PEA was shown to be significantly related to self-care knowledge, concepts of life satisfaction, and
perceived control.
The investigation of MRM self-care concepts with children has been the focus of three dissertations.
Baldwin (1998) studied the effects of a self-care health curriculum on third-grade students overall health
care characteristics and self-care actions. In this study, self-care subconcepts were identified as hope,
control, satisfaction with daily life, support, and physical health. The research demonstrated that the group
that received the self-care curriculum had higher mean scores of hope and satisfaction with daily living. Nash (2003) studied the impact of the Empowerment Program on self-care resources of middleschool-aged children. In another study of middle-school-aged children, Bray (2005) investigated the two

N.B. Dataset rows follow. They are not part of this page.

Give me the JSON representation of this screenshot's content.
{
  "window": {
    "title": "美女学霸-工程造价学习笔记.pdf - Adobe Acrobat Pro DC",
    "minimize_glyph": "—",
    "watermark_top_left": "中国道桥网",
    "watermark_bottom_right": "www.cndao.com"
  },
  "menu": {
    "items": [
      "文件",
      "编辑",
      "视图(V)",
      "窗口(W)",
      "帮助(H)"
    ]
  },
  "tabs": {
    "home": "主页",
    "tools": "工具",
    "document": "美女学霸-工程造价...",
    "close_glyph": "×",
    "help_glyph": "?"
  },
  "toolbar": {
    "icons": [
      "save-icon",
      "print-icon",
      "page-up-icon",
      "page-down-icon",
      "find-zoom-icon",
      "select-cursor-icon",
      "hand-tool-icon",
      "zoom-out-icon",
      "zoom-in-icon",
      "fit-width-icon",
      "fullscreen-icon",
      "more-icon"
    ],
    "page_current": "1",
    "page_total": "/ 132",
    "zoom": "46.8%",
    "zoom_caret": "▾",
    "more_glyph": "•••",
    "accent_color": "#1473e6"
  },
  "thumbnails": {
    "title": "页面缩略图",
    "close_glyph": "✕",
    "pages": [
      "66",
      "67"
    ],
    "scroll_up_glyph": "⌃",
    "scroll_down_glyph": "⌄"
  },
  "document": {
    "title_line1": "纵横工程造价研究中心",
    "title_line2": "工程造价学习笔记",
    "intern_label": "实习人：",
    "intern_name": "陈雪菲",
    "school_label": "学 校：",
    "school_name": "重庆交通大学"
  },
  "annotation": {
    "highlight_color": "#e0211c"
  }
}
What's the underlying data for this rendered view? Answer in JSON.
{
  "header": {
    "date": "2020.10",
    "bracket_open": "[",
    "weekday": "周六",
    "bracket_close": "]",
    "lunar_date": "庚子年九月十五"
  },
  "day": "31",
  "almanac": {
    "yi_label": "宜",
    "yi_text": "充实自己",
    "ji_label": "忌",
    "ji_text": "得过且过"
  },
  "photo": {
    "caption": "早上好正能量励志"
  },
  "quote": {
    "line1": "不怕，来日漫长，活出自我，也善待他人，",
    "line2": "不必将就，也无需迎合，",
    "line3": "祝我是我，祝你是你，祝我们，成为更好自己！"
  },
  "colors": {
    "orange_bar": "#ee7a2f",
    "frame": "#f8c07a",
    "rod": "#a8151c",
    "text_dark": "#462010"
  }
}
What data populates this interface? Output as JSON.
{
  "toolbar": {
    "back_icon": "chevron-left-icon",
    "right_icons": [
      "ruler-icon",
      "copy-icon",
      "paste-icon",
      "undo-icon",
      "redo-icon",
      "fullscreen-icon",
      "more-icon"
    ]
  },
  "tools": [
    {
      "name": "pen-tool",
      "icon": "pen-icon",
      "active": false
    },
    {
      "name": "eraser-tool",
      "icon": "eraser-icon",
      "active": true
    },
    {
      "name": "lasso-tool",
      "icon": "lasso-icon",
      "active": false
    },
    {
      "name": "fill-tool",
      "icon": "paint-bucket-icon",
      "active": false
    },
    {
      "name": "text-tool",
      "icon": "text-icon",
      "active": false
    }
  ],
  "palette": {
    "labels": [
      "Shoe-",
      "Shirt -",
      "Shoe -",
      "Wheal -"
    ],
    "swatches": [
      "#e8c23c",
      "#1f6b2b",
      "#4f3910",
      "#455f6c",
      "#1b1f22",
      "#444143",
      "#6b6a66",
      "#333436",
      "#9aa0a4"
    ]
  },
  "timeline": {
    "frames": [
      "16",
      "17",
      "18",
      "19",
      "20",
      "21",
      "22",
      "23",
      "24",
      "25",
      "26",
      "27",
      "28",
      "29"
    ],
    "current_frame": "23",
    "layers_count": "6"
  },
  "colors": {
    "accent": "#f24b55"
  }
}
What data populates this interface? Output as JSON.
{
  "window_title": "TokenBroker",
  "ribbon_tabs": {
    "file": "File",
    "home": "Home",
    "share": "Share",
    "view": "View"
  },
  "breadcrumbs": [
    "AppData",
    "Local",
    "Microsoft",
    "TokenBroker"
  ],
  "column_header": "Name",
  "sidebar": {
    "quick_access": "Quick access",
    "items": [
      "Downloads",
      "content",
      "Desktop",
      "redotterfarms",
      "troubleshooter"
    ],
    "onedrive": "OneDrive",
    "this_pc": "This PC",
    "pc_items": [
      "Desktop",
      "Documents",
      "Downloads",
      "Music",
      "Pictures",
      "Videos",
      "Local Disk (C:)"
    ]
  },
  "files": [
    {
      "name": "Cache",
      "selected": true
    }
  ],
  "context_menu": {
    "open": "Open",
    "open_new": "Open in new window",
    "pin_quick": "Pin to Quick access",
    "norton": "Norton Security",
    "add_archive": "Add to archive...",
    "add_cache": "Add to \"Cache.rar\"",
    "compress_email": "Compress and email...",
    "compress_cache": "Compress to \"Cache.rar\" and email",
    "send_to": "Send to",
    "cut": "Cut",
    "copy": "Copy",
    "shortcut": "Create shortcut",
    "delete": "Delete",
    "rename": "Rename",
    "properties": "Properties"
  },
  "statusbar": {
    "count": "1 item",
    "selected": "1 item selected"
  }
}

theoretical propositions of MRM: the relationship between resolution of developmental tasks and need
satisfaction and the relationship of need satisfaction to coping ability. Self-care resources identified in the
study included motivation, engagement, and interpersonal relationships. The study supported the relationship between measures of health and self-care resources as well as the significance of self-care resources
in explaining variances in health.